3. Pointing to minor prima facie inconsistencies in the gospel accounts written by every day human beings, something dealt with at length by Christian scholarship, as an argument against Christianity itself displays a lack of understanding of the nature of historical sources of the time. Early Roman sources, for example, are riddled with inconsistencies in the recounting of battles, the record of the lives of nobility and the various conservations purported to have occurred between key actors. Moreover, many Roman sources on which history relies were written many decades if not centuries after the fact and often based on primary accounts lost to us. The Christian New Testament, in contrast, is largely written within the lifetime of, and sourced from eyewitnesses to, the life, death and resurrection of Jesus Christ. Indeed, many scholars regard such prima facie inconsistencies as not disproving the authenticity and trustworthiness of the Bible. Rather they regard it as strengthening its legitimacy as being something written by real people who had a real story of good news to tell.
All of this leads to the real intellectual crux of the anti-Christian forces of today. The fact of the matter is, they are avoiding and escaping the elephant-in-the-room type claim of Christianity:
“That Jesus of Nazareth, the Christ, lived, died and was buried, on the third day rose again and is Lord.”
Not a bad debate topic perhaps…
The article goes on to speak of how “this kind of dogmatic belief has seen religious institutions escape accountability when they attempt to justify perpetuating harm and discrimination towards queer people” and how “most fundamentalist religious groups, including those at USYD” – can’t think to whom the writer was referring… – “have also neglected to condemn conversion therapy.”
I condemn the use of gay conversion therapy. I’m sure every other group on campus would agree with me. I also want to affirm that it is not right, not biblical and not modelling the example of Jesus for Christians to perpetuate harm and discrimination towards queer people. Christians are called to love their neighbour as their self, to lay down our lives for the sake of others, to serve and not be served. The church should be rightly rebuked when it does not do so. However, I know that Christians are sinful and in need of God’s grace and that the church has not always been loving towards queer people. I pray that the increased spotlight on the church brought about by things such as the Royal Commission will aid in promoting a culture and response of love towards all people in the community.

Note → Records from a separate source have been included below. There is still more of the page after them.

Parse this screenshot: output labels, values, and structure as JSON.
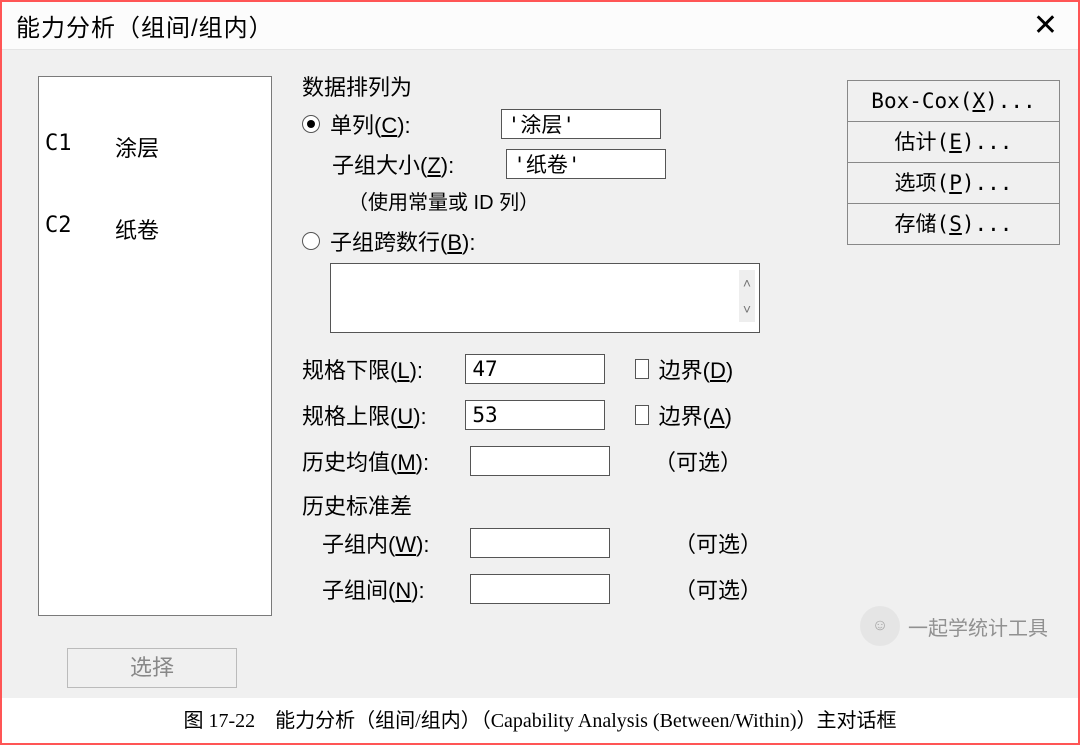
{
  "titlebar": {
    "title": "能力分析（组间/组内）"
  },
  "varlist": {
    "rows": [
      {
        "code": "C1",
        "name": "涂层"
      },
      {
        "code": "C2",
        "name": "纸卷"
      }
    ]
  },
  "select_btn": "选择",
  "arrangement": {
    "header": "数据排列为",
    "single_col_label_pre": "单列(",
    "single_col_key": "C",
    "single_col_label_post": "):",
    "single_col_value": "'涂层'",
    "subgroup_size_label_pre": "子组大小(",
    "subgroup_size_key": "Z",
    "subgroup_size_label_post": "):",
    "subgroup_size_value": "'纸卷'",
    "subgroup_size_note": "（使用常量或 ID 列）",
    "multi_row_label_pre": "子组跨数行(",
    "multi_row_key": "B",
    "multi_row_label_post": "):"
  },
  "specs": {
    "lower_label_pre": "规格下限(",
    "lower_key": "L",
    "lower_label_post": "):",
    "lower_value": "47",
    "lower_bound_pre": "边界(",
    "lower_bound_key": "D",
    "lower_bound_post": ")",
    "upper_label_pre": "规格上限(",
    "upper_key": "U",
    "upper_label_post": "):",
    "upper_value": "53",
    "upper_bound_pre": "边界(",
    "upper_bound_key": "A",
    "upper_bound_post": ")",
    "hist_mean_label_pre": "历史均值(",
    "hist_mean_key": "M",
    "hist_mean_label_post": "):",
    "hist_mean_value": "",
    "hist_mean_opt": "（可选）",
    "hist_sd_header": "历史标准差",
    "within_label_pre": "子组内(",
    "within_key": "W",
    "within_label_post": "):",
    "within_value": "",
    "within_opt": "（可选）",
    "between_label_pre": "子组间(",
    "between_key": "N",
    "between_label_post": "):",
    "between_value": "",
    "between_opt": "（可选）"
  },
  "buttons": {
    "boxcox_pre": "Box-Cox(",
    "boxcox_key": "X",
    "boxcox_post": ")...",
    "estimate_pre": "估计(",
    "estimate_key": "E",
    "estimate_post": ")...",
    "options_pre": "选项(",
    "options_key": "P",
    "options_post": ")...",
    "storage_pre": "存储(",
    "storage_key": "S",
    "storage_post": ")..."
  },
  "caption": "图 17-22　能力分析（组间/组内）（Capability Analysis (Between/Within)）主对话框",
  "watermark": "一起学统计工具"
}
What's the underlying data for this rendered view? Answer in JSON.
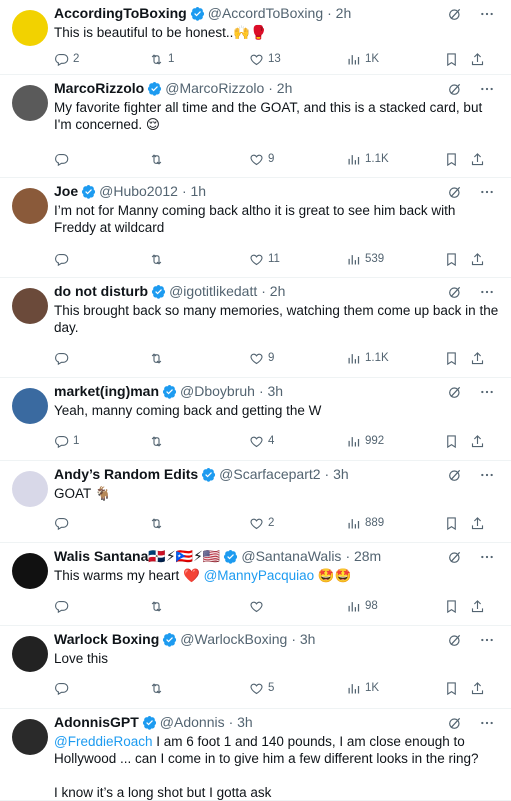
{
  "tweets": [
    {
      "name": "AccordingToBoxing",
      "handle": "@AccordToBoxing",
      "time": "· 2h",
      "text": "This is beautiful to be honest..🙌🥊",
      "replies": "2",
      "retweets": "1",
      "likes": "13",
      "views": "1K",
      "avatar_color": "#f2d200"
    },
    {
      "name": "MarcoRizzolo",
      "handle": "@MarcoRizzolo",
      "time": "· 2h",
      "text": "My favorite fighter all time and the GOAT, and this is a stacked card, but I'm concerned. 😌",
      "replies": "",
      "retweets": "",
      "likes": "9",
      "views": "1.1K",
      "avatar_color": "#5a5a5a"
    },
    {
      "name": "Joe",
      "handle": "@Hubo2012",
      "time": "· 1h",
      "text": "I’m not for Manny coming back altho it is great to see him back with Freddy at wildcard",
      "replies": "",
      "retweets": "",
      "likes": "11",
      "views": "539",
      "avatar_color": "#8a5a3a"
    },
    {
      "name": "do not disturb",
      "handle": "@igotitlikedatt",
      "time": "· 2h",
      "text": "This brought back so many memories, watching them come up back in the day.",
      "replies": "",
      "retweets": "",
      "likes": "9",
      "views": "1.1K",
      "avatar_color": "#6b4a3a"
    },
    {
      "name": "market(ing)man",
      "handle": "@Dboybruh",
      "time": "· 3h",
      "text": "Yeah, manny coming back and getting the W",
      "replies": "1",
      "retweets": "",
      "likes": "4",
      "views": "992",
      "avatar_color": "#3a6aa0"
    },
    {
      "name": "Andy’s Random Edits",
      "handle": "@Scarfacepart2",
      "time": "· 3h",
      "text": "GOAT 🐐",
      "replies": "",
      "retweets": "",
      "likes": "2",
      "views": "889",
      "avatar_color": "#d8d8e8"
    },
    {
      "name": "Walis Santana🇩🇴⚡🇵🇷⚡🇺🇸",
      "handle": "@SantanaWalis",
      "time": "· 28m",
      "text_pre": "This warms my heart ❤️ ",
      "mention": "@MannyPacquiao",
      "text_post": " 🤩🤩",
      "replies": "",
      "retweets": "",
      "likes": "",
      "views": "98",
      "avatar_color": "#111111"
    },
    {
      "name": "Warlock Boxing",
      "handle": "@WarlockBoxing",
      "time": "· 3h",
      "text": "Love this",
      "replies": "",
      "retweets": "",
      "likes": "5",
      "views": "1K",
      "avatar_color": "#222222"
    },
    {
      "name": "AdonnisGPT",
      "handle": "@Adonnis",
      "time": "· 3h",
      "mention": "@FreddieRoach",
      "text_post": " I am 6 foot 1 and 140 pounds, I am close enough to Hollywood ... can I come in to give him a few different looks in the ring?\n\nI know it’s a long shot but I gotta ask",
      "avatar_color": "#2a2a2a"
    }
  ],
  "colors": {
    "accent": "#1d9bf0",
    "muted": "#536471",
    "text": "#0f1419",
    "verified": "#1d9bf0"
  }
}
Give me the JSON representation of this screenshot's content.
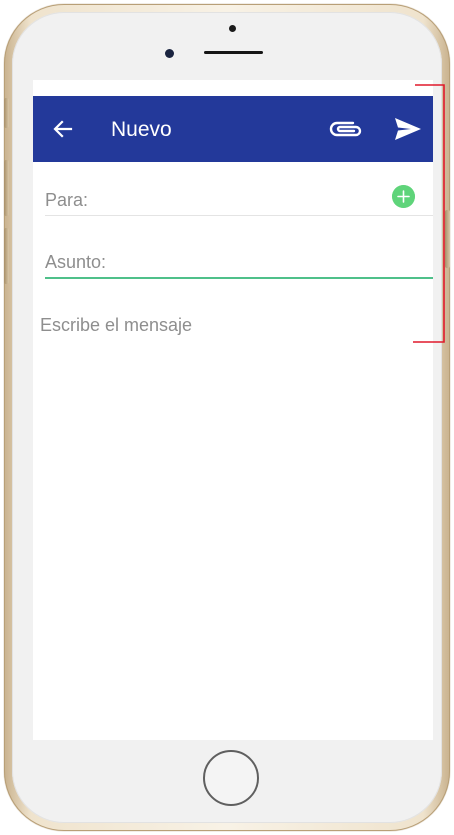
{
  "app_bar": {
    "title": "Nuevo",
    "background_color": "#23399a",
    "back_icon": "arrow-left-icon",
    "attach_icon": "paperclip-icon",
    "send_icon": "send-icon"
  },
  "form": {
    "to_label": "Para:",
    "add_recipient_icon": "plus-circle-icon",
    "subject_label": "Asunto:",
    "message_placeholder": "Escribe el mensaje",
    "active_underline_color": "#4fc08a",
    "add_button_color": "#5fd47a"
  },
  "annotation": {
    "bracket_color": "#e0192b"
  }
}
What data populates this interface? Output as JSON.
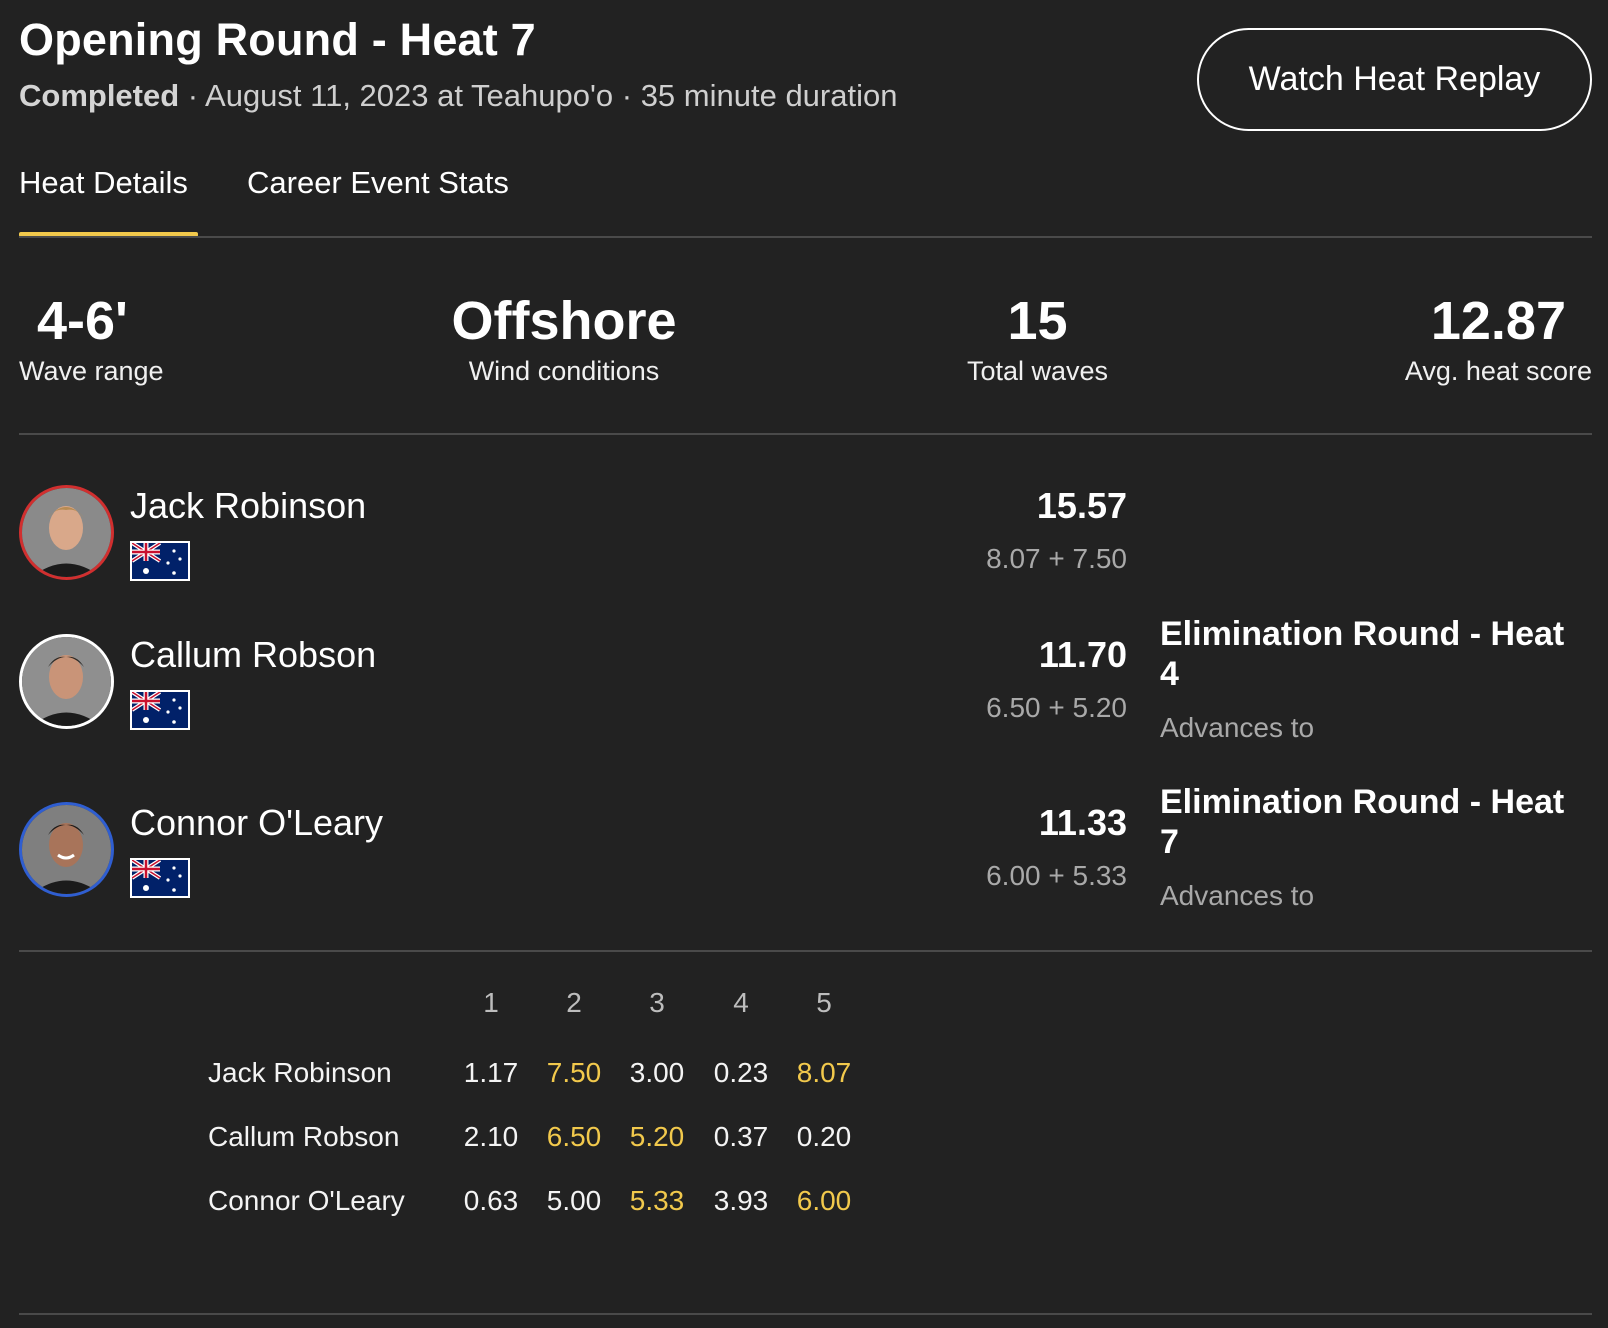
{
  "header": {
    "title": "Opening Round - Heat 7",
    "status": "Completed",
    "details": " · August 11, 2023 at Teahupo'o · 35 minute duration",
    "replay_button": "Watch Heat Replay"
  },
  "tabs": [
    {
      "label": "Heat Details",
      "active": true
    },
    {
      "label": "Career Event Stats",
      "active": false
    }
  ],
  "accent_color": "#f2c94c",
  "stats": [
    {
      "value": "4-6'",
      "label": "Wave range"
    },
    {
      "value": "Offshore",
      "label": "Wind conditions"
    },
    {
      "value": "15",
      "label": "Total waves"
    },
    {
      "value": "12.87",
      "label": "Avg. heat score"
    }
  ],
  "surfers": [
    {
      "name": "Jack Robinson",
      "jersey_color": "#d12f2f",
      "country_flag": "australia-flag",
      "total": "15.57",
      "breakdown": "8.07 + 7.50",
      "advances_to": "",
      "advances_label": ""
    },
    {
      "name": "Callum Robson",
      "jersey_color": "#ffffff",
      "country_flag": "australia-flag",
      "total": "11.70",
      "breakdown": "6.50 + 5.20",
      "advances_to": "Elimination Round - Heat 4",
      "advances_label": "Advances to"
    },
    {
      "name": "Connor O'Leary",
      "jersey_color": "#2f5ed1",
      "country_flag": "australia-flag",
      "total": "11.33",
      "breakdown": "6.00 + 5.33",
      "advances_to": "Elimination Round - Heat 7",
      "advances_label": "Advances to"
    }
  ],
  "wave_table": {
    "columns": [
      "1",
      "2",
      "3",
      "4",
      "5"
    ],
    "rows": [
      {
        "name": "Jack Robinson",
        "scores": [
          "1.17",
          "7.50",
          "3.00",
          "0.23",
          "8.07"
        ],
        "counted": [
          false,
          true,
          false,
          false,
          true
        ]
      },
      {
        "name": "Callum Robson",
        "scores": [
          "2.10",
          "6.50",
          "5.20",
          "0.37",
          "0.20"
        ],
        "counted": [
          false,
          true,
          true,
          false,
          false
        ]
      },
      {
        "name": "Connor O'Leary",
        "scores": [
          "0.63",
          "5.00",
          "5.33",
          "3.93",
          "6.00"
        ],
        "counted": [
          false,
          false,
          true,
          false,
          true
        ]
      }
    ]
  }
}
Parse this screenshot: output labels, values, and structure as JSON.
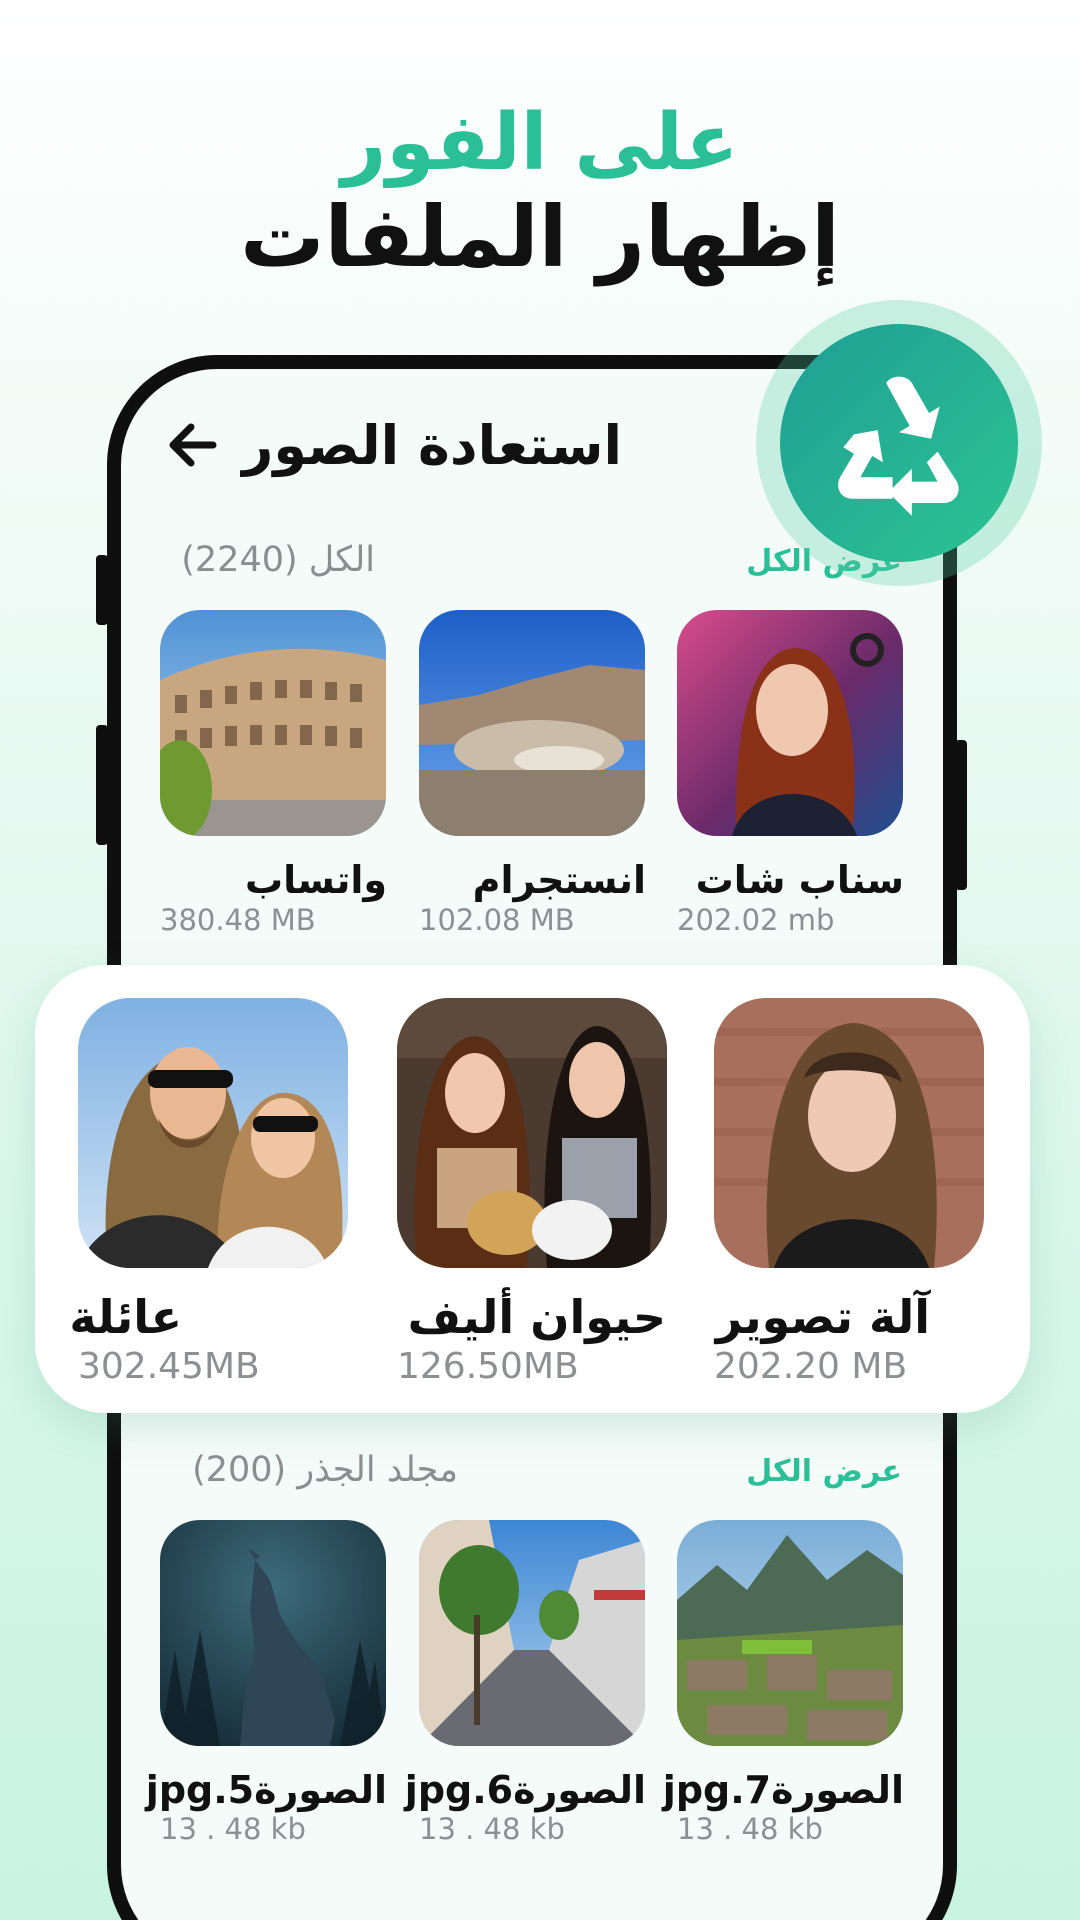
{
  "headline": {
    "accent": "على الفور",
    "main": "إظهار الملفات"
  },
  "app": {
    "title": "استعادة الصور"
  },
  "section_all": {
    "title": "الكل (2240)",
    "view_all": "عرض الكل"
  },
  "section_root": {
    "title": "مجلد الجذر (200)",
    "view_all": "عرض الكل"
  },
  "apps": [
    {
      "label": "سناب شات",
      "size": "202.02 mb"
    },
    {
      "label": "انستجرام",
      "size": "102.08 MB"
    },
    {
      "label": "واتساب",
      "size": "380.48 MB"
    }
  ],
  "categories": [
    {
      "label": "آلة تصوير",
      "size": "202.20 MB"
    },
    {
      "label": "حيوان أليف",
      "size": "126.50MB"
    },
    {
      "label": "عائلة",
      "size": "302.45MB"
    }
  ],
  "files": [
    {
      "label": "الصورة7.jpg",
      "size": "13 . 48 kb"
    },
    {
      "label": "الصورة6.jpg",
      "size": "13 . 48 kb"
    },
    {
      "label": "الصورة5.jpg",
      "size": "13 . 48 kb"
    }
  ],
  "icons": {
    "back": "back-arrow-icon",
    "recycle": "recycle-icon"
  },
  "colors": {
    "accent": "#2bbf98",
    "text": "#111111",
    "muted": "#8d9092",
    "badge_start": "#1f9e94",
    "badge_end": "#2cc493"
  }
}
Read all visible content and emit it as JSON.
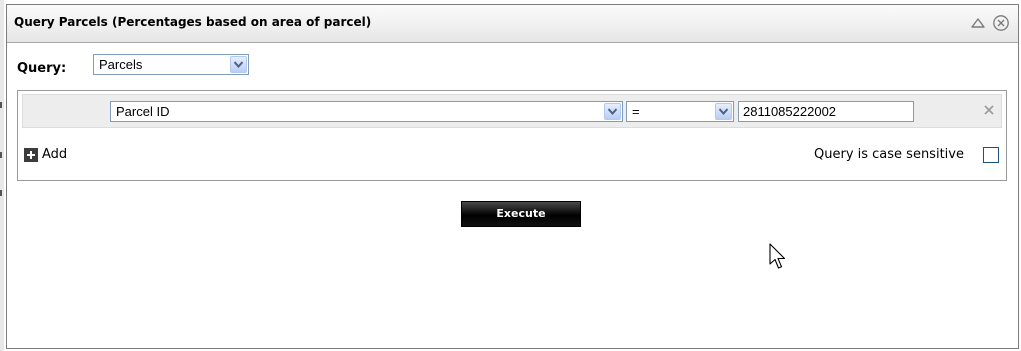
{
  "panel": {
    "title": "Query Parcels (Percentages based on area of parcel)",
    "icons": [
      "collapse-icon",
      "close-icon"
    ]
  },
  "query": {
    "label": "Query:",
    "selected": "Parcels"
  },
  "criteria": {
    "field": "Parcel ID",
    "operator": "=",
    "value": "2811085222002",
    "remove_icon": "close-x-icon"
  },
  "add": {
    "label": "Add",
    "icon": "plus-icon"
  },
  "case_sensitive": {
    "label": "Query is case sensitive",
    "checked": false
  },
  "execute": {
    "label": "Execute"
  },
  "colors": {
    "border": "#7f9db9",
    "dropdown_arrow": "#4d6185",
    "button_bg": "#000000"
  }
}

I put to both readers and the anti-Christian lobby that the reason why Christianity has stood the test of time and the test of some of the most intense scholarly inquiry is because despite the flaws of its adherents, generations and nations continue to consider the claim that Jesus is Lord and are convicted by its accuracy and impact on their lives. One only need ask a Christian about their experience of God to see this.
No amount of intellectual hubris will substitute for a soft-hearted and bona fide journey along the wayside of the highway of the Rock of Ages.